What do you find to be delightful?

I love good stories, deep characters, and beautiful language – in books, plays, television, or film. I think it was Reynolds Price (the Southern novelist) who said that “the end of fiction is mercy.” That is, stories help us learn to love and understand with a depth that we can carry into the world.

I find food delightful as a source of beauty and an object for community and ritual.

I particularly like going for long walks while getting lost in thought.

What are some helpful practices that routinely mark your life as a disciple? How have they been formative?

I wish I could say that I was a very disciplined person with a well-developed spiritual regiment. Instead, I struggle daily to keep much of a routine going at all. I find morning and evening prayer from the Book of Common Prayer particularly helpful when I can talk myself into it, and I typically use it as a jumping off point for journaling and more spontaneous prayer. I also try to pause briefly throughout the day to pray or to sit quietly with God.

Steady involvement in a local church is one of the most underrated elements of life as a disciple, including for many who are otherwise serious and thoughtful about following God. It is easy to be disappointed in particular churches, which leads either to drifting from one church to another or “taking a break” from church entirely.
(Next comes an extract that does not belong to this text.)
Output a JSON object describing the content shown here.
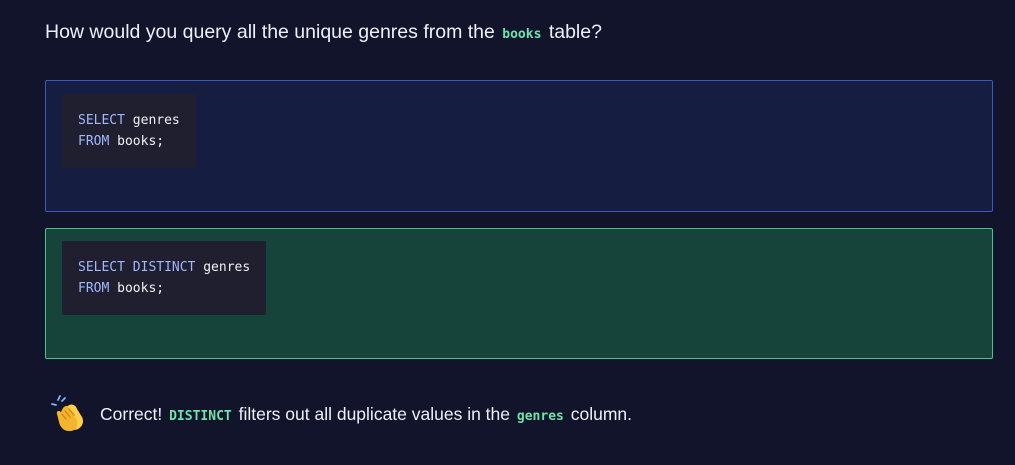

However, I’ve found that I need and benefit more than I can express from the steady presence of a body of admittedly flawed brothers and sisters in Christ in the context of worship, teaching, and communion.

Finally, what would be a main, steadfast word of encouragement that you would give to a fellow disciple in their journey?
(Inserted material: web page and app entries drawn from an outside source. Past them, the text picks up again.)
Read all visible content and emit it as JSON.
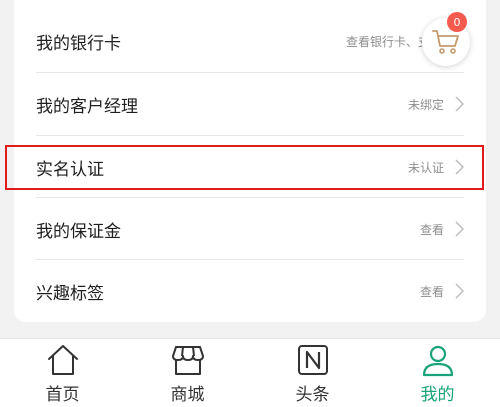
{
  "menu": [
    {
      "label": "我的银行卡",
      "value": "查看银行卡、支"
    },
    {
      "label": "我的客户经理",
      "value": "未绑定"
    },
    {
      "label": "实名认证",
      "value": "未认证"
    },
    {
      "label": "我的保证金",
      "value": "查看"
    },
    {
      "label": "兴趣标签",
      "value": "查看"
    }
  ],
  "cart": {
    "badge": "0"
  },
  "tabs": [
    {
      "label": "首页",
      "icon": "home-icon"
    },
    {
      "label": "商城",
      "icon": "store-icon"
    },
    {
      "label": "头条",
      "icon": "news-icon"
    },
    {
      "label": "我的",
      "icon": "person-icon",
      "active": true
    }
  ],
  "colors": {
    "accent": "#1aa37a",
    "highlight": "#e01b1b",
    "badge": "#f45a4d",
    "cart_icon": "#c49a6c"
  }
}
There is this moment in the gospels when Jesus, after saying some difficult and confusing things to His audience (and it sure seems like He goes out of His way not to clear things up at this point), watches many of them leave. He turns to His disciples and basically says, “So, are you leaving too?” And Peter responds, “Where would we go? You have the words of eternal life, and we have believed and have come to know that you are the Holy One of God.”

The whole response by Peter is beautiful, but in hard times, it is the “where would we go?” that keeps me faithful. There just isn’t anything in life that makes a good alternative to following Jesus. When I am tempted to walk away, at least from following God in some particularly discouraging and difficult circumstance, I start to think seriously about the alternatives. What it would really be like to follow another path? Would it satisfy me and for how long? Would I rather be rich than faithful? Would I rather have an easy life if it meant my life wouldn’t count for anything more than my own happiness? Time and again, this leads me back to the conclusion that I would rather have Jesus and nothing else than everything else without being close to Him.